HTC announced that software updates would soon appear to unlock the firm's new high-end smartphone, the HTC Sensation, the first in what the firm described as a "commitment to unlocking bootloaders and supporting the developer community."
HTC boss Peter Chou, said at the end of May: "There has been overwhelmingly customer feedback that people want access to open bootloaders on HTC phones. I'm confirming we will no longer be locking the bootloaders on our devices."
However no HTC, other than the HTC-made Nexus One 'Google Phone', has yet arrived with an unlocked bootloader and only now is the firm unlocking the latest smartphone, the HTC Sensation. HTC said unlocking the bootloader, which enables using third-party Android operating system builds such as the popular Cyanogen Mod, was a "complex challenge that requires a new software build and extensive testing."
Concentrating resources on updates for currently shipping products ahead of older models will be quite familiar to owners of older handsets that experienced extensive delays in receiving Android updates in the past.
Even unlocking the Sensation is expected to be "fully operation by early September". HTC would only say that the firm would continue rolling out bootloader unlocking updates to other devices as "part of maintenance releases."
Unlocked bootloaders have become more common since manufacturers first began to draw attention to unlocked bootloaders, designed to be attractive to an enthusiast market.
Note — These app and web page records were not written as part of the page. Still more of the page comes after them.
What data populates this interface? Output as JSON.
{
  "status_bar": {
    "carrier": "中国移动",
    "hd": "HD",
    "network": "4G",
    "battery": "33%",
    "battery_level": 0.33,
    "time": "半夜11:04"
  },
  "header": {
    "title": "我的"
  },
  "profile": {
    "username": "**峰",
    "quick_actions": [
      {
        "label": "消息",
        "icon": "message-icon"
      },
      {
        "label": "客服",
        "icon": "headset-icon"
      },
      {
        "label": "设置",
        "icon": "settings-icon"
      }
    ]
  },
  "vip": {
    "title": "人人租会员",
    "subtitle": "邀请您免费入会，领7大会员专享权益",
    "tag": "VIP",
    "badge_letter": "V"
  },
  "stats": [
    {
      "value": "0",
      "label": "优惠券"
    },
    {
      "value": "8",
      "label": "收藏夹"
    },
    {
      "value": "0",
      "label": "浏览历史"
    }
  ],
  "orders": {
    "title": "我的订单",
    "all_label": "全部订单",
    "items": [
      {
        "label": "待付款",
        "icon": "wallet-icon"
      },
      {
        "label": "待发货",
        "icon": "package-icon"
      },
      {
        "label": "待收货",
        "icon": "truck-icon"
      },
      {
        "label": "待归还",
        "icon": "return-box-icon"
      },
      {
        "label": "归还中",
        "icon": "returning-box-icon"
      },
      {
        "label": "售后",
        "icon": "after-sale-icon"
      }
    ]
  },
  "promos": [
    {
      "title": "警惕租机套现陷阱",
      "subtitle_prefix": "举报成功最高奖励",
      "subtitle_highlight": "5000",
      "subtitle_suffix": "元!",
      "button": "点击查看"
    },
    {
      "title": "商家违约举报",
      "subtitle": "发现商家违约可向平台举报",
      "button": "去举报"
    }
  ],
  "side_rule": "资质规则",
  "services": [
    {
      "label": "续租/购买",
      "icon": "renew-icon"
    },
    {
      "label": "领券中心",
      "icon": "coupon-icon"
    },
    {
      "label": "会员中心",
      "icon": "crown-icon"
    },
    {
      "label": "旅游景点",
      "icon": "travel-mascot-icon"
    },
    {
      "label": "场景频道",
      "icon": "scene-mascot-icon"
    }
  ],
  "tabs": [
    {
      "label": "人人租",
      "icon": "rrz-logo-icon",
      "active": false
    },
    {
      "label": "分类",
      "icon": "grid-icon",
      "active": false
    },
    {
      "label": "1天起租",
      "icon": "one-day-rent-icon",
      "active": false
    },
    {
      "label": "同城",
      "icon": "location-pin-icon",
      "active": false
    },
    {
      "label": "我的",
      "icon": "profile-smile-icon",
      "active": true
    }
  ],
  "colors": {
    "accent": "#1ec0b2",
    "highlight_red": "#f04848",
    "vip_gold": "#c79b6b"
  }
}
The same market that are often the early adopters of the latest and greatest high-end Android handset.
Samsung have warmed to the third-party Android developer market to such an extent that they sent free Galaxy S II handsets to the Cyanogen Mod team.